'What a comical brother-in-law old Bounderby is, I think you mean,'
'You are a piece of caustic, Tom,' retorted Mr. James Harthouse.
There was something so very agreeable in being so intimate with
such a waistcoat; in being called Tom, in such an intimate way, by
such a voice; in being on such off-hand terms so soon, with such a
pair of whiskers; that Tom was uncommonly pleased with himself.
'Oh! I don't care for old Bounderby,' said he, 'if you mean that.
I have always called old Bounderby by the same name when I have
talked about him, and I have always thought of him in the same way.
I am not going to begin to be polite now, about old Bounderby. It
would be rather late in the day.'
'Don't mind me,' returned James; 'but take care when his wife is
by, you know.'
'His wife?' said Tom. 'My sister Loo? O yes!' And he laughed,
and took a little more of the cooling drink.
James Harthouse continued to lounge in the same place and attitude,
smoking his cigar in his own easy way, and looking pleasantly at
the whelp, as if he knew himself to be a kind of agreeable demon
who had only to hover over him, and he must give up his whole soul
if required. It certainly did seem that the whelp yielded to this
influence. He looked at his companion sneakingly, he looked at him

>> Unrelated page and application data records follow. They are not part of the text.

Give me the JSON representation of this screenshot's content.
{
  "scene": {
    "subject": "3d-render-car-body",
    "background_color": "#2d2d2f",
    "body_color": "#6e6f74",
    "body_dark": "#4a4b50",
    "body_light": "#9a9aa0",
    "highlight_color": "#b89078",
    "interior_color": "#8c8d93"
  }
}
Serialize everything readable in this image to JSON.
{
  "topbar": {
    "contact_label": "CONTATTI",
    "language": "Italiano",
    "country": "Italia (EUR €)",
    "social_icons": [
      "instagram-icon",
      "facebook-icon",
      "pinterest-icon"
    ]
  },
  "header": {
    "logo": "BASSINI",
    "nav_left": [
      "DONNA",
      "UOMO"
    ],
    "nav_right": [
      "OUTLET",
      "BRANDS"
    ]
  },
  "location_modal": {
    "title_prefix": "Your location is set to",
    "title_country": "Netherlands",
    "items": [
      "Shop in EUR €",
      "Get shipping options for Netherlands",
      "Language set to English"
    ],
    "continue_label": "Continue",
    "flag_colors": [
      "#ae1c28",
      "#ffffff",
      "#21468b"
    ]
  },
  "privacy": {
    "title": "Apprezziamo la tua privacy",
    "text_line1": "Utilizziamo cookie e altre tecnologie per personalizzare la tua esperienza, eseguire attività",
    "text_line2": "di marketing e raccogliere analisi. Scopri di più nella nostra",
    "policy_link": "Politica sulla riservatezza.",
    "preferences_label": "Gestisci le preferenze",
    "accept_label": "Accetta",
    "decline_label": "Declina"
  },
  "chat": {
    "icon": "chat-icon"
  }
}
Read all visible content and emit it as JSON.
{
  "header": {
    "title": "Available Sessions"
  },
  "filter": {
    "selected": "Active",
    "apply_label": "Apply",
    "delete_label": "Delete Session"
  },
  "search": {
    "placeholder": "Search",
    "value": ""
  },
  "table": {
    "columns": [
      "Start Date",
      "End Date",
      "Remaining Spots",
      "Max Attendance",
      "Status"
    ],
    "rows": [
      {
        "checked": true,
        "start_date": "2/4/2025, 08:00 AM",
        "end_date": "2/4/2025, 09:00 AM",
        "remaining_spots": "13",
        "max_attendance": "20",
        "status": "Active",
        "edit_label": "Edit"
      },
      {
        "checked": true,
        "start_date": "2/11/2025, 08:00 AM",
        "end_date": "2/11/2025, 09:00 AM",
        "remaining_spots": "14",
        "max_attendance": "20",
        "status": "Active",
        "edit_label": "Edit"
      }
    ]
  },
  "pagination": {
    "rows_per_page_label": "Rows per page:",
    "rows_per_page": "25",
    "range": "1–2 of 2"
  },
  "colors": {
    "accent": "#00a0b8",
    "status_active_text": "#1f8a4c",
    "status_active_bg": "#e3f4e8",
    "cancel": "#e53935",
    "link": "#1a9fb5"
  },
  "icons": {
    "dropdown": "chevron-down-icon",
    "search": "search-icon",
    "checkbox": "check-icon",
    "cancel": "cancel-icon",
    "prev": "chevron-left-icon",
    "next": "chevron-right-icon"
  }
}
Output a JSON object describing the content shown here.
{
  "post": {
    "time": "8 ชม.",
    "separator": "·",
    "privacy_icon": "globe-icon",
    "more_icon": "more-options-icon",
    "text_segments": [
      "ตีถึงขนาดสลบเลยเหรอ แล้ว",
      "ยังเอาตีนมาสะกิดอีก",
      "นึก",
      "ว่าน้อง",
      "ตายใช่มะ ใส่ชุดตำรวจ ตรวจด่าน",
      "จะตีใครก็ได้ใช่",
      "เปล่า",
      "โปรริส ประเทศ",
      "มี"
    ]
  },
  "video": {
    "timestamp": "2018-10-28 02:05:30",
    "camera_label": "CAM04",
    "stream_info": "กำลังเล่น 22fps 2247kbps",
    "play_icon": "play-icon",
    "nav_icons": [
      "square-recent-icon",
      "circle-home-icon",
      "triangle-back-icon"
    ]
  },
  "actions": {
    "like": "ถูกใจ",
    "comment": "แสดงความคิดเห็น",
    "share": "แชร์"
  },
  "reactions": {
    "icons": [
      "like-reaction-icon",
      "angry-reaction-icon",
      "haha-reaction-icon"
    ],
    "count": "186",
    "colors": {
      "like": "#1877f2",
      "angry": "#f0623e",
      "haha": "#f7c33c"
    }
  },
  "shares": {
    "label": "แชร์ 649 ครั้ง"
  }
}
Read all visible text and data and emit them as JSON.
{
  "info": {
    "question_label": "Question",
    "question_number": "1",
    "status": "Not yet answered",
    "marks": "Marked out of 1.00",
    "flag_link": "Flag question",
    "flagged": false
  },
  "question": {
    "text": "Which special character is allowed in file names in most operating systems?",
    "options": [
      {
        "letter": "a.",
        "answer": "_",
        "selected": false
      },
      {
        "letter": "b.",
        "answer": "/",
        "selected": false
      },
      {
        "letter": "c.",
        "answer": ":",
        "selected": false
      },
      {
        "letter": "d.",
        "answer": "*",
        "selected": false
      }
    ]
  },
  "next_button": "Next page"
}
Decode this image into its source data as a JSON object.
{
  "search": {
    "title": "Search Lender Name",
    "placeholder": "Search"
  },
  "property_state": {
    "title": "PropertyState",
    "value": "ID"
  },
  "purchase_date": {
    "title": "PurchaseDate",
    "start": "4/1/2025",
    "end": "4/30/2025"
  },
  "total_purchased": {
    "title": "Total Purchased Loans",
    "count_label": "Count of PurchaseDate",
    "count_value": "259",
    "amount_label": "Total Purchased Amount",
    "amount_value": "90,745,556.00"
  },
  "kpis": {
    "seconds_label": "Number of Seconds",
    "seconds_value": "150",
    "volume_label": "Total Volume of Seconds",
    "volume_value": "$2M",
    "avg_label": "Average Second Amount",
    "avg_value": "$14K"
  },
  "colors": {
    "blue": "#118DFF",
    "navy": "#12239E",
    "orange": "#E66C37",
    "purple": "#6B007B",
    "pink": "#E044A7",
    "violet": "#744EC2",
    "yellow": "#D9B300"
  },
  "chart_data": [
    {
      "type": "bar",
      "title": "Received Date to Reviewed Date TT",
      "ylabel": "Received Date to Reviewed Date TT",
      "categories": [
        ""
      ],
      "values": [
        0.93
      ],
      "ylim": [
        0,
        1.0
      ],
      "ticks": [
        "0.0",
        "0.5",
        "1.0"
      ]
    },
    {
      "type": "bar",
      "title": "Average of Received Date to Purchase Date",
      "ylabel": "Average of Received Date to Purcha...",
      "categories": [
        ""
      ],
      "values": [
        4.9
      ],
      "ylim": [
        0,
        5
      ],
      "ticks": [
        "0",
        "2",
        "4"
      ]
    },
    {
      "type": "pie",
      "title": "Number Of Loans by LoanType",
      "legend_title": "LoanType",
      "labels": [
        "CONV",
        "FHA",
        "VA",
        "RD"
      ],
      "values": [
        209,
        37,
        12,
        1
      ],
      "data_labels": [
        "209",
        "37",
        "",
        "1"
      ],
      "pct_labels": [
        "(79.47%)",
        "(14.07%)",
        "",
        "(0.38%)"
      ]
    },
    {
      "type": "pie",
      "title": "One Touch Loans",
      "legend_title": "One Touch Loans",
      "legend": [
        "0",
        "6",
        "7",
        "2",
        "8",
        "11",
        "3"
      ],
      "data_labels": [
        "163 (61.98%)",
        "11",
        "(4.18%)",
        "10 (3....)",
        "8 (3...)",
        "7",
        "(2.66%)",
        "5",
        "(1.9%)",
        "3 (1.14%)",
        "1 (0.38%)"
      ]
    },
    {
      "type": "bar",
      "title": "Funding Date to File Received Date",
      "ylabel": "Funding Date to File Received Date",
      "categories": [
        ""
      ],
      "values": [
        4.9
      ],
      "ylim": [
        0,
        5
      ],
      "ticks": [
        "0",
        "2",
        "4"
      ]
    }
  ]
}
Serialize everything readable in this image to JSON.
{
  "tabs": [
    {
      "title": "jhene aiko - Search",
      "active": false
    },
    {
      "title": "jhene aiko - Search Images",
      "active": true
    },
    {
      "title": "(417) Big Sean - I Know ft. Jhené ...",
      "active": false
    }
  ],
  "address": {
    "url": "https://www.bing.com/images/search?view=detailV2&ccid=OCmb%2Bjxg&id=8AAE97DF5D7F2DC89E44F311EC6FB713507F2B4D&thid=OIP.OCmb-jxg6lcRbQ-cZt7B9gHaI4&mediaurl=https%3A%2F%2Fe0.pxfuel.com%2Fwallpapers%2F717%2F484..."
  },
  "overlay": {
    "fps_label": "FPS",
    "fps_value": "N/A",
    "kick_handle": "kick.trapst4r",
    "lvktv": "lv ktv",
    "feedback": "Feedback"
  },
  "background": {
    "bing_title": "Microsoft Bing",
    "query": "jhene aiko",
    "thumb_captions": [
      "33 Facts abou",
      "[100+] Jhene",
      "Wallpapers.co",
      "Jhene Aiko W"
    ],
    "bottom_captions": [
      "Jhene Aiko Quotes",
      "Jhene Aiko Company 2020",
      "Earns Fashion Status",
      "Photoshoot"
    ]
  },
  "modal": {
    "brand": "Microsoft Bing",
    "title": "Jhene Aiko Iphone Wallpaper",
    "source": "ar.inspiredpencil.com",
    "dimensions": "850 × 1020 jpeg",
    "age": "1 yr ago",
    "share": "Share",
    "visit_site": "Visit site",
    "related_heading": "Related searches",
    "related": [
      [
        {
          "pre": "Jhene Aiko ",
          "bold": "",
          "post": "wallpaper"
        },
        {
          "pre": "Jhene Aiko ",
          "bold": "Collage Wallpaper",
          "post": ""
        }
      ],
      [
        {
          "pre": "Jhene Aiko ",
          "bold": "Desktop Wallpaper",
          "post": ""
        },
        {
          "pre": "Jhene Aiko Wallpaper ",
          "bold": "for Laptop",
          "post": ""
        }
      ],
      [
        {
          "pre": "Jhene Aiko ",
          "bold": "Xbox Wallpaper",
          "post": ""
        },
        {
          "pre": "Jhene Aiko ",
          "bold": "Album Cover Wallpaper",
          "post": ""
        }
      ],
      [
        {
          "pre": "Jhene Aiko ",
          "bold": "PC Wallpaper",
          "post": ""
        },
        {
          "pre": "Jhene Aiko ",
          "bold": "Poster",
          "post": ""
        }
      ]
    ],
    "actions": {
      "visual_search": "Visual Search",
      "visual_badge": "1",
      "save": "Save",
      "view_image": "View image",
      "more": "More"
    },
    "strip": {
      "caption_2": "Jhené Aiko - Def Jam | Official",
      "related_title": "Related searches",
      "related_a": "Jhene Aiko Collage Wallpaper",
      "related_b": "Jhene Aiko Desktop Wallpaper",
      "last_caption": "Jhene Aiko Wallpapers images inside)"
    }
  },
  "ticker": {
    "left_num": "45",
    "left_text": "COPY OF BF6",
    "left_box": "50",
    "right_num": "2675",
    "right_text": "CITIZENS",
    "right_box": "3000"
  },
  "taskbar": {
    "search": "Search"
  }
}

admiringly, he looked at him boldly, and put up one leg on the
'My sister Loo?' said Tom. 'She never cared for old Bounderby.'